• WHAT THE TASK ASKS
In the entries below, find each line with the word "text" and return it.

• DATA IN THIS EXERCISE

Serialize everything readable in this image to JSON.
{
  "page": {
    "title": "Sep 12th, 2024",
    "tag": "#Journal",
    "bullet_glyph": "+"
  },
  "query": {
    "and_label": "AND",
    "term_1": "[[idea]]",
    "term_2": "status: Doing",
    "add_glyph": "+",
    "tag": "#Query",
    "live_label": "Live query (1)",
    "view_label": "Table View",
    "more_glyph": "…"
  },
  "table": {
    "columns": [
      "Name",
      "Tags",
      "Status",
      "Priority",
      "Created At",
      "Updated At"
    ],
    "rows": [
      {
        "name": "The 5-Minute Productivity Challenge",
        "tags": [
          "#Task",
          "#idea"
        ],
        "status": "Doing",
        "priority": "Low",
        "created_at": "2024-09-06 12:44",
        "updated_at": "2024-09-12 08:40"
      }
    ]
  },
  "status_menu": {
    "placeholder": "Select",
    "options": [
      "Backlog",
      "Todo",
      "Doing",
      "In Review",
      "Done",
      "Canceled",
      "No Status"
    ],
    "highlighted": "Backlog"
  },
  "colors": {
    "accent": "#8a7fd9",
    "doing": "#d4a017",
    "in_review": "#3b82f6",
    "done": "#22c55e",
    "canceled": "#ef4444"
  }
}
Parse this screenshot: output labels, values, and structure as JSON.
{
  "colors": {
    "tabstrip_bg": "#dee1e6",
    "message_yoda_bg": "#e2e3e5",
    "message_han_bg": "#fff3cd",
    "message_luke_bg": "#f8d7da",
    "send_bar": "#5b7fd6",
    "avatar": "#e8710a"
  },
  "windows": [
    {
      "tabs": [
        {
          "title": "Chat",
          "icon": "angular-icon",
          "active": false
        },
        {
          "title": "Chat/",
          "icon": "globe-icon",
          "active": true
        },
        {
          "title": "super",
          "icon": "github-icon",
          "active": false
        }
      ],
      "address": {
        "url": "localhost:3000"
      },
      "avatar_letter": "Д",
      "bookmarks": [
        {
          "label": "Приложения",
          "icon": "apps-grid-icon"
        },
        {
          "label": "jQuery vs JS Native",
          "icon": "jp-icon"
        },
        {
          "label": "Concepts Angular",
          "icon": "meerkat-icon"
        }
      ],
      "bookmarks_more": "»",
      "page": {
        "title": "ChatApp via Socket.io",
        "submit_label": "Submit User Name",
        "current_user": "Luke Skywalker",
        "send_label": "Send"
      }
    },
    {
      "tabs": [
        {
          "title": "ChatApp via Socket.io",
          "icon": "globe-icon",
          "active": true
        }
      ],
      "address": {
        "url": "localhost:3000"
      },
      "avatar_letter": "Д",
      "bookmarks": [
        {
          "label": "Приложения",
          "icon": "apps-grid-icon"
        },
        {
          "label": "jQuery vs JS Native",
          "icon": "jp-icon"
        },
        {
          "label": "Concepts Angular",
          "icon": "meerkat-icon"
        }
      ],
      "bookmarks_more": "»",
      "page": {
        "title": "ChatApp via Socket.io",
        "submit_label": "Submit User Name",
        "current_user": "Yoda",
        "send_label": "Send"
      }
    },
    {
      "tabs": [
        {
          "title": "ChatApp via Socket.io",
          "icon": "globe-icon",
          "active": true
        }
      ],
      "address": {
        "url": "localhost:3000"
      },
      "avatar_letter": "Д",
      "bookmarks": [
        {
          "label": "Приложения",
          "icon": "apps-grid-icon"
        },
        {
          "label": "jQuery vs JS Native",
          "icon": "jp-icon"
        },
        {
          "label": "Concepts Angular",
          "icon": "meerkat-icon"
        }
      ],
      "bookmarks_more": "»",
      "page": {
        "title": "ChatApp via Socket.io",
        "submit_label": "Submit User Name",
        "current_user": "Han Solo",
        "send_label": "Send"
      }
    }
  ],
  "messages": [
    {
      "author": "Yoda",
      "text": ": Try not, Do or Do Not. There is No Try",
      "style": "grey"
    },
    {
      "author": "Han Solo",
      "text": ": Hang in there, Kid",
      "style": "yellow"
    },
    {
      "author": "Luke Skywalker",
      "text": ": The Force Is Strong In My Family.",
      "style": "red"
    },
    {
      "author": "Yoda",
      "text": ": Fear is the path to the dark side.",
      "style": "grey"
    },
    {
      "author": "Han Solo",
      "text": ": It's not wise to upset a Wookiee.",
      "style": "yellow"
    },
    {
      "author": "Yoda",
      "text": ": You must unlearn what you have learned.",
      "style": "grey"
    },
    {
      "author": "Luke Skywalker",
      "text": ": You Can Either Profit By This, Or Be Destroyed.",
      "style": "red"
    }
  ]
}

• ANSWER BELOW
      "text": ": Try not, Do or Do Not. There is No Try",
      "text": ": Hang in there, Kid",
      "text": ": The Force Is Strong In My Family.",
      "text": ": Fear is the path to the dark side.",
      "text": ": It's not wise to upset a Wookiee.",
      "text": ": You must unlearn what you have learned.",
      "text": ": You Can Either Profit By This, Or Be Destroyed.",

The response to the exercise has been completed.